There was a 51% rise in the number of landlords found to have underpaid or undeclared tax on letting income in 2018. A Freedom of Information request from Telegraph Money revealed the steep rise in residential landlords being pursued by HM Revenue and Customs (HMRC).
HMRC’s Let Property campaign saw 8,704 property landlords investigated last year and, with no signs of a let-up in the tax authority’s drive, there are fears that landlords who make honest tax filing errors are being given the same punishments as genuine tax evaders.
The Let Property Campaign has been ongoing since late 2013. Initially, it was thought the campaign would run for a minimum of 18 months, but it has since been extended until further notice. That decision is unsurprising when you consider that HMRC recouped 67% more in income tax from property landlords in 2018, to the value of £32.8 million.
HMRC’s most effective tool for identifying underpaid tax among property landlords is its Connect software. Since 2017, Connect has been working solely to find likely perpetrators of tax evasion. It does so by analysing data collated from government databases and other sources at a cost of £80 million to the Exchequer. Any property landlord found to have underpaid the tax due on their letting income can be fined up to 100% of the value of the unpaid tax. Criminal charges can also be brought to such offenders.
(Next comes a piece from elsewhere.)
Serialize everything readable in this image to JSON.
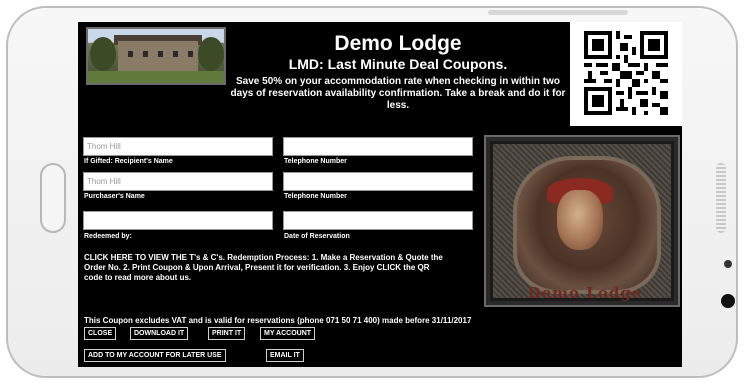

However, property landlords who disclose genuine errors with their tax returns will be dealt with less severely with the tax authority.
HMRC will only reclaim underpaid tax going back six years for honest mistakes, with smaller fines also applied to these individuals, if any.
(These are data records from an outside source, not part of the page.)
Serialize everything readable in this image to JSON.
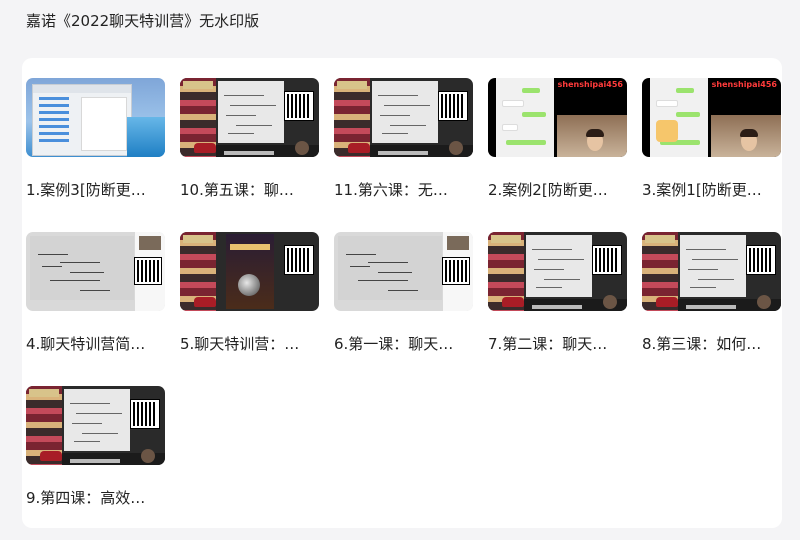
{
  "page": {
    "title": "嘉诺《2022聊天特训营》无水印版"
  },
  "videos": [
    {
      "title": "1.案例3[防断更…",
      "thumb": "desktop"
    },
    {
      "title": "10.第五课：聊…",
      "thumb": "class"
    },
    {
      "title": "11.第六课：无…",
      "thumb": "class"
    },
    {
      "title": "2.案例2[防断更…",
      "thumb": "chat",
      "watermark": "shenshipai456"
    },
    {
      "title": "3.案例1[防断更…",
      "thumb": "chat",
      "watermark": "shenshipai456"
    },
    {
      "title": "4.聊天特训营简…",
      "thumb": "mind"
    },
    {
      "title": "5.聊天特训营：…",
      "thumb": "poster"
    },
    {
      "title": "6.第一课：聊天…",
      "thumb": "mind"
    },
    {
      "title": "7.第二课：聊天…",
      "thumb": "class"
    },
    {
      "title": "8.第三课：如何…",
      "thumb": "class"
    },
    {
      "title": "9.第四课：高效…",
      "thumb": "class"
    }
  ]
}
If you make HMRC aware of undisclosed letting income voluntarily, you will have 90 days to pay the correct amount due and any subsequent interest or penalties.
An HMRC spokesman said: “We believe our customers want to pay the right amount of tax and want to help those not paying the correct amount to put that right. “The Let Property Campaign is an opportunity for landlords who owe tax through letting out residential property to get up to date with their tax affairs in a simple, straightforward way and take advantage of the best possible terms.”